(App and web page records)
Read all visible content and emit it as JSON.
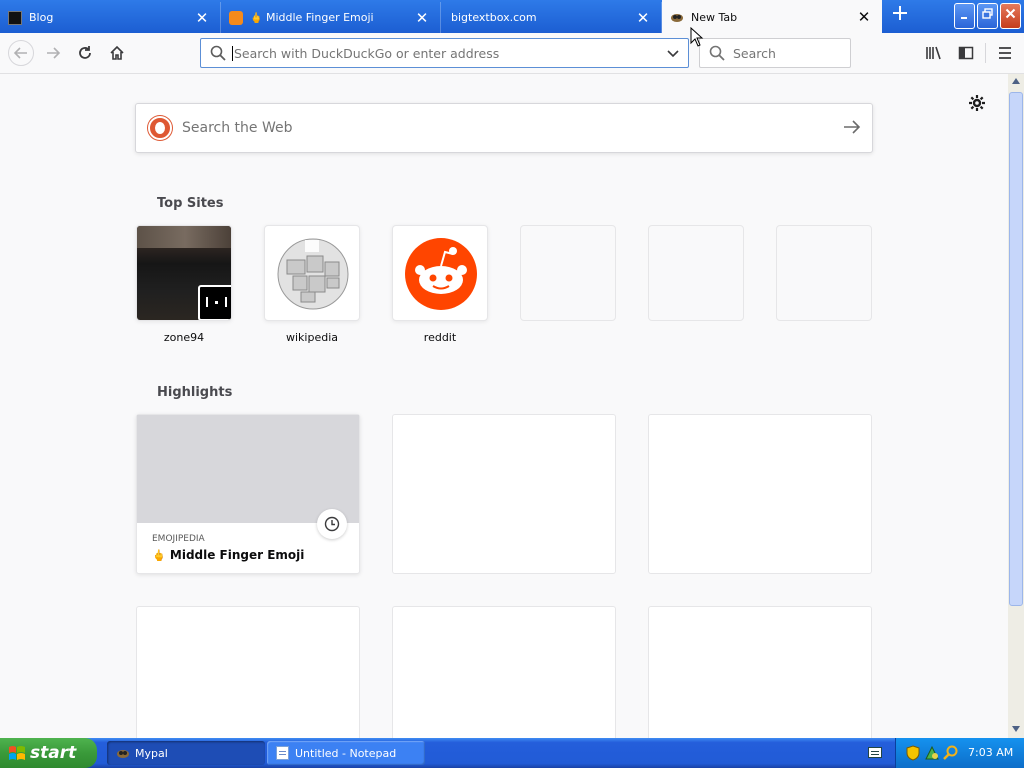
{
  "tabs": [
    {
      "title": "Blog",
      "close": "✕"
    },
    {
      "title": "Middle Finger Emoji",
      "emoji": "🖕",
      "close": "✕"
    },
    {
      "title": "bigtextbox.com",
      "close": "✕"
    },
    {
      "title": "New Tab",
      "close": "✕",
      "active": true
    }
  ],
  "toolbar": {
    "url_placeholder": "Search with DuckDuckGo or enter address",
    "search_placeholder": "Search"
  },
  "content": {
    "websearch_placeholder": "Search the Web",
    "top_sites_title": "Top Sites",
    "highlights_title": "Highlights",
    "top_sites": [
      {
        "label": "zone94"
      },
      {
        "label": "wikipedia"
      },
      {
        "label": "reddit"
      }
    ],
    "highlight": {
      "source": "EMOJIPEDIA",
      "title": "Middle Finger Emoji",
      "emoji": "🖕"
    }
  },
  "taskbar": {
    "start_label": "start",
    "items": [
      {
        "label": "Mypal"
      },
      {
        "label": "Untitled - Notepad"
      }
    ],
    "clock": "7:03 AM"
  },
  "colors": {
    "reddit": "#ff4500",
    "tabbar": "#1c5ed2",
    "accent": "#0060df"
  }
}
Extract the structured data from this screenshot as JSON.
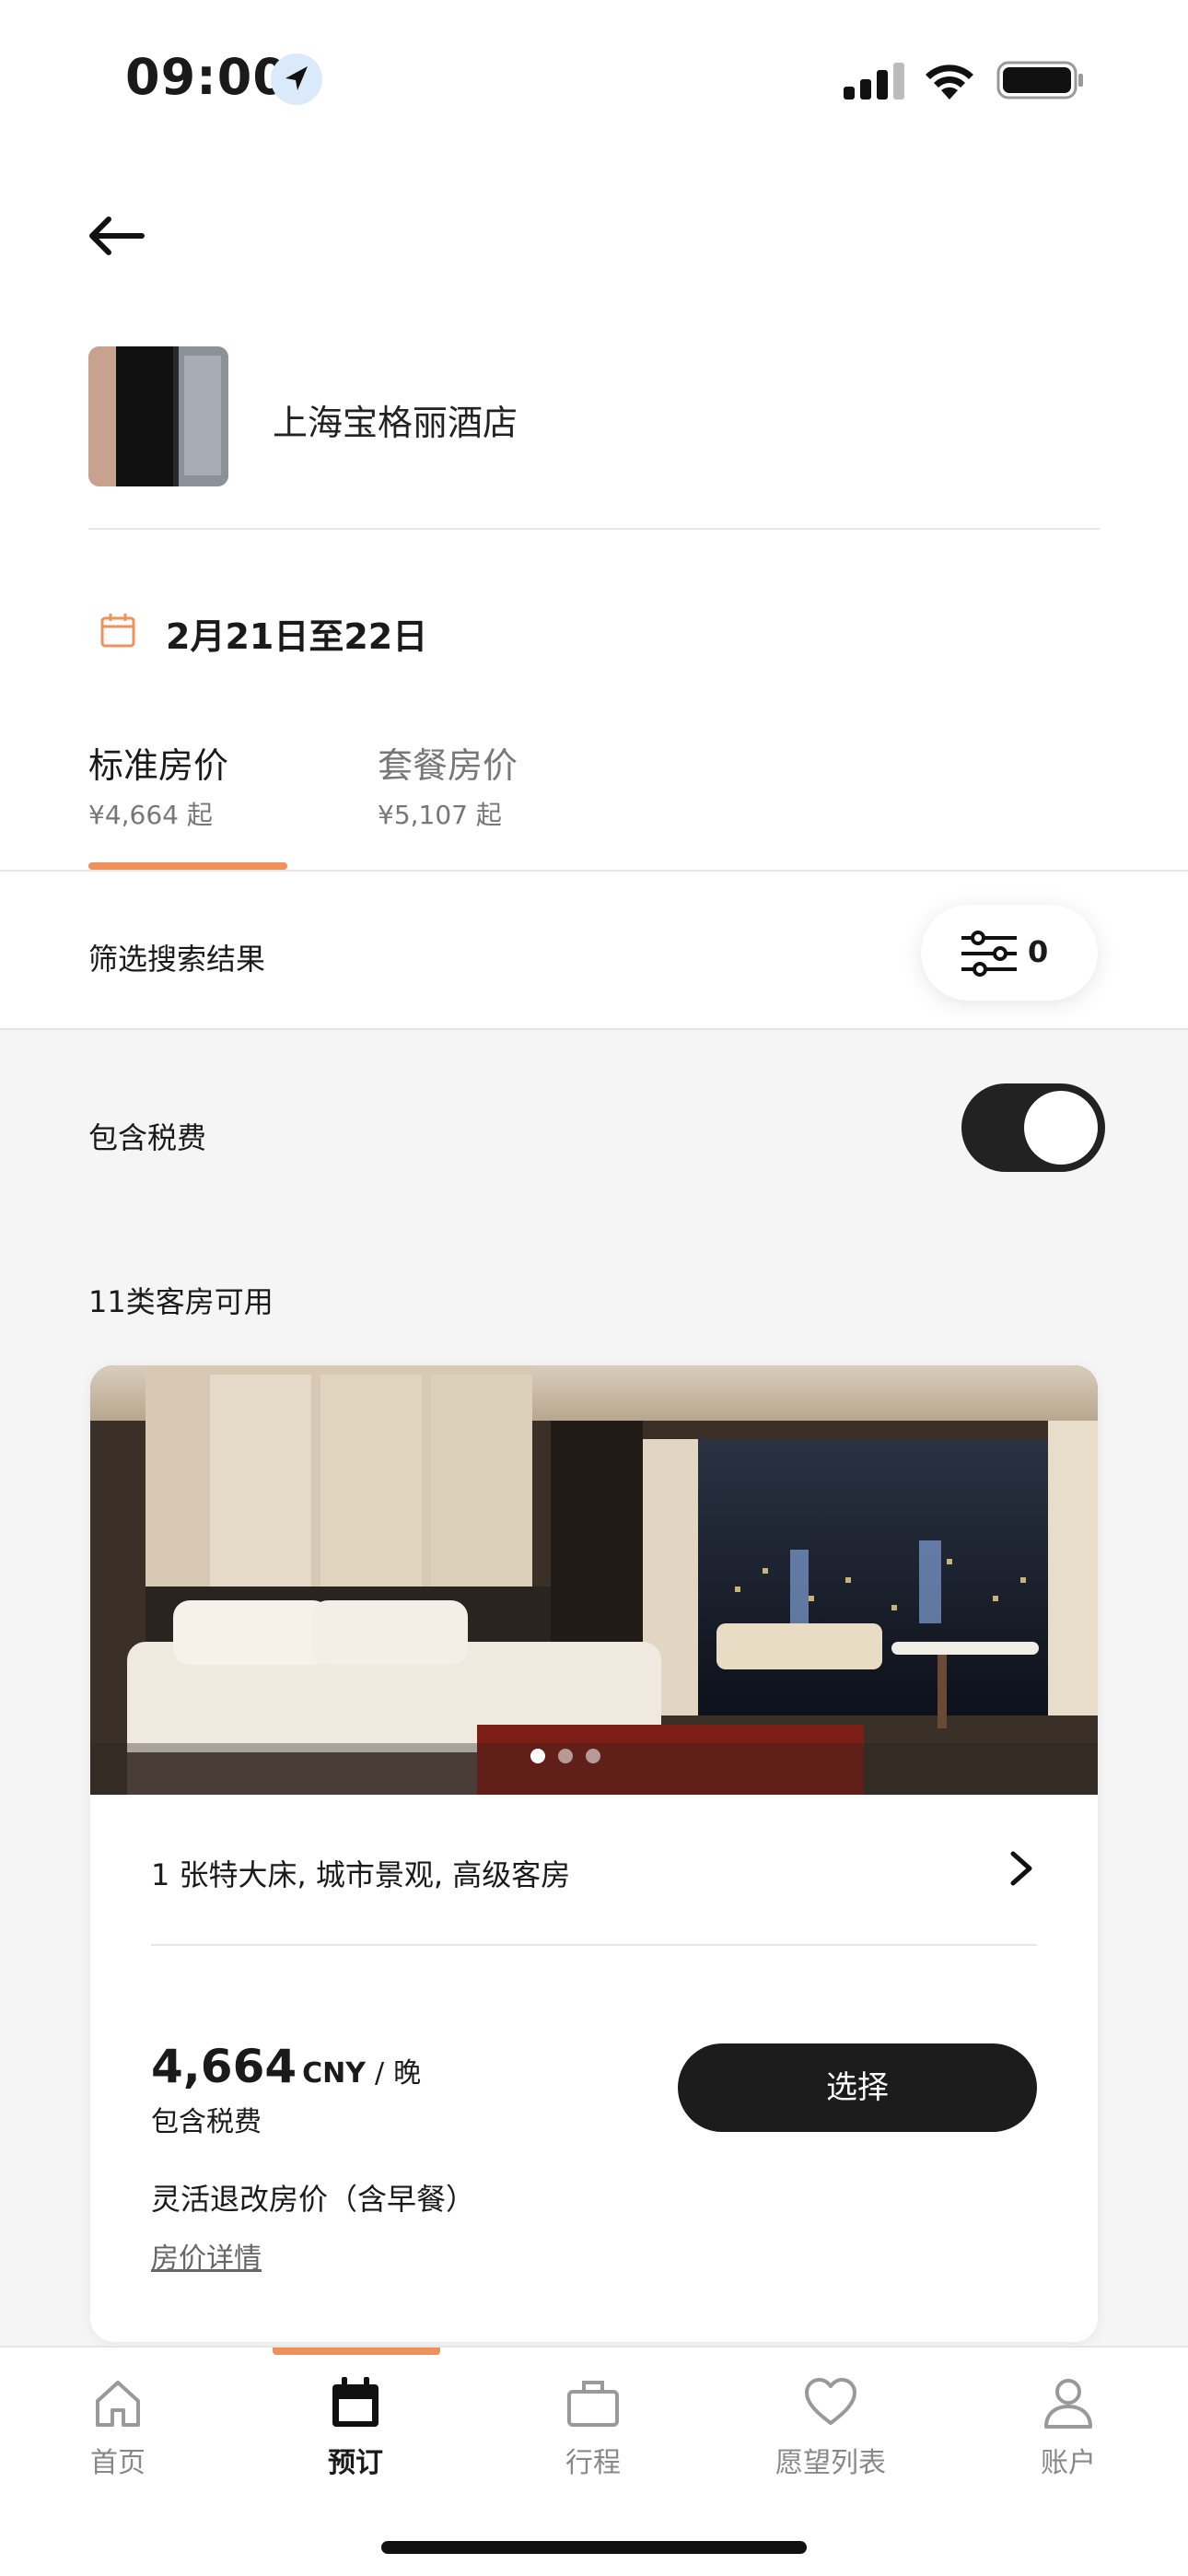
{
  "status_bar": {
    "time": "09:00"
  },
  "hotel": {
    "name": "上海宝格丽酒店"
  },
  "booking": {
    "dates": "2月21日至22日"
  },
  "tabs": [
    {
      "title": "标准房价",
      "subtitle": "¥4,664 起",
      "active": true
    },
    {
      "title": "套餐房价",
      "subtitle": "¥5,107 起",
      "active": false
    }
  ],
  "filter": {
    "label": "筛选搜索结果",
    "count": "0"
  },
  "tax_toggle": {
    "label": "包含税费",
    "on": true
  },
  "rooms_available": "11类客房可用",
  "room_card": {
    "name": "1 张特大床, 城市景观, 高级客房",
    "photo_count": 3,
    "active_photo": 1,
    "price_amount": "4,664",
    "currency": "CNY",
    "separator": "/",
    "unit": "晚",
    "tax_note": "包含税费",
    "select_label": "选择",
    "rate_name": "灵活退改房价（含早餐）",
    "rate_details": "房价详情"
  },
  "bottom_nav": [
    {
      "label": "首页",
      "icon": "home-icon",
      "active": false
    },
    {
      "label": "预订",
      "icon": "calendar-icon",
      "active": true
    },
    {
      "label": "行程",
      "icon": "briefcase-icon",
      "active": false
    },
    {
      "label": "愿望列表",
      "icon": "heart-icon",
      "active": false
    },
    {
      "label": "账户",
      "icon": "user-icon",
      "active": false
    }
  ],
  "colors": {
    "accent": "#f0905a",
    "dark": "#1c1c1c"
  }
}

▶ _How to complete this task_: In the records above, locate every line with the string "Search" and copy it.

▶ _Task output_:
    "url_placeholder": "Search with DuckDuckGo or enter address",
    "search_placeholder": "Search"
    "websearch_placeholder": "Search the Web",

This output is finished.